Working data:
================

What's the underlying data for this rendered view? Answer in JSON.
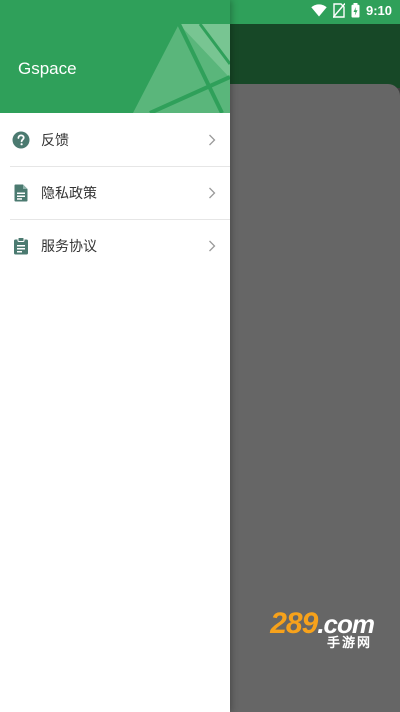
{
  "status_bar": {
    "time": "9:10",
    "icons": [
      "wifi-icon",
      "no-sim-icon",
      "battery-icon"
    ]
  },
  "drawer": {
    "title": "Gspace",
    "items": [
      {
        "label": "反馈",
        "icon": "help-circle-icon"
      },
      {
        "label": "隐私政策",
        "icon": "document-icon"
      },
      {
        "label": "服务协议",
        "icon": "clipboard-icon"
      }
    ]
  },
  "watermark": {
    "logo": "289",
    "logo_suffix": ".com",
    "sub": "手游网"
  },
  "colors": {
    "accent": "#2fa05a",
    "icon": "#4b7a70",
    "scrim_header": "#174827",
    "scrim_body": "#666666"
  }
}
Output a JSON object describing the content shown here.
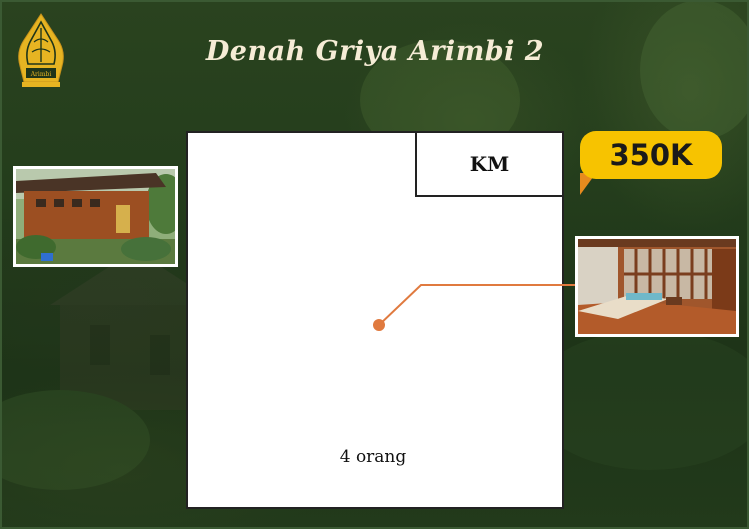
{
  "title": "Denah Griya Arimbi 2",
  "logo": {
    "icon": "gunungan-logo-icon",
    "alt_text": "Arimbi"
  },
  "floor_plan": {
    "bathroom_label": "KM",
    "occupancy_label": "4 orang"
  },
  "price": {
    "label": "350K"
  },
  "photos": {
    "exterior": {
      "icon": "wooden-house-photo"
    },
    "interior": {
      "icon": "bedroom-interior-photo"
    }
  },
  "colors": {
    "background": "#243d1c",
    "title": "#f6ecd6",
    "accent_orange": "#e07a3f",
    "price_badge": "#f7c300",
    "logo_gold": "#e6b422"
  }
}
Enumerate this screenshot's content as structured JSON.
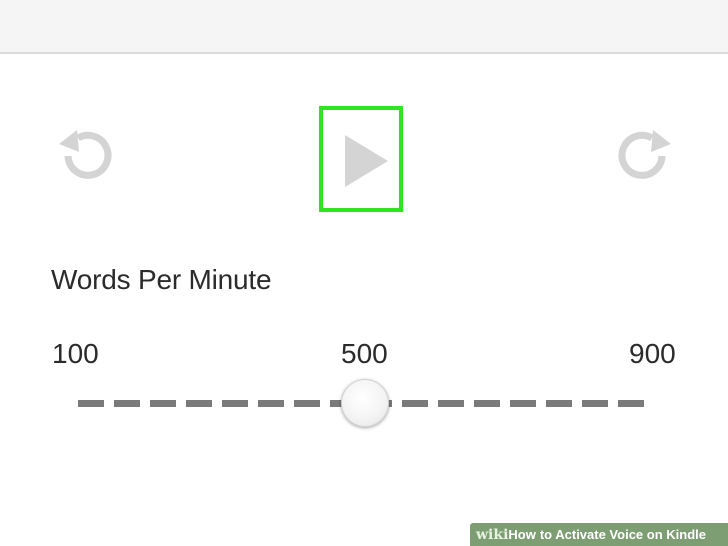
{
  "controls": {
    "rewind_icon": "rewind-icon",
    "play_icon": "play-icon",
    "forward_icon": "forward-icon",
    "highlight_color": "#2ee61f",
    "icon_color": "#d4d4d4"
  },
  "speed": {
    "label": "Words Per Minute",
    "min_label": "100",
    "mid_label": "500",
    "max_label": "900",
    "min": 100,
    "max": 900,
    "value": 500
  },
  "watermark": {
    "logo": "wiki",
    "how": "How",
    "text": "to Activate Voice on Kindle"
  }
}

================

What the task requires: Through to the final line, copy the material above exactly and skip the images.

Output of the task:
What's the underlying data for this rendered view? Answer in JSON.
{
  "status_bar": {
    "time": "9:10",
    "icons": [
      "wifi-icon",
      "no-sim-icon",
      "battery-icon"
    ]
  },
  "drawer": {
    "title": "Gspace",
    "items": [
      {
        "label": "反馈",
        "icon": "help-circle-icon"
      },
      {
        "label": "隐私政策",
        "icon": "document-icon"
      },
      {
        "label": "服务协议",
        "icon": "clipboard-icon"
      }
    ]
  },
  "watermark": {
    "logo": "289",
    "logo_suffix": ".com",
    "sub": "手游网"
  },
  "colors": {
    "accent": "#2fa05a",
    "icon": "#4b7a70",
    "scrim_header": "#174827",
    "scrim_body": "#666666"
  }
}
Output a JSON object describing the content shown here.
{
  "title": "Denah Griya Arimbi 2",
  "logo": {
    "icon": "gunungan-logo-icon",
    "alt_text": "Arimbi"
  },
  "floor_plan": {
    "bathroom_label": "KM",
    "occupancy_label": "4 orang"
  },
  "price": {
    "label": "350K"
  },
  "photos": {
    "exterior": {
      "icon": "wooden-house-photo"
    },
    "interior": {
      "icon": "bedroom-interior-photo"
    }
  },
  "colors": {
    "background": "#243d1c",
    "title": "#f6ecd6",
    "accent_orange": "#e07a3f",
    "price_badge": "#f7c300",
    "logo_gold": "#e6b422"
  }
}
Enumerate this screenshot's content as structured JSON.
{
  "controls": {
    "rewind_icon": "rewind-icon",
    "play_icon": "play-icon",
    "forward_icon": "forward-icon",
    "highlight_color": "#2ee61f",
    "icon_color": "#d4d4d4"
  },
  "speed": {
    "label": "Words Per Minute",
    "min_label": "100",
    "mid_label": "500",
    "max_label": "900",
    "min": 100,
    "max": 900,
    "value": 500
  },
  "watermark": {
    "logo": "wiki",
    "how": "How",
    "text": "to Activate Voice on Kindle"
  }
}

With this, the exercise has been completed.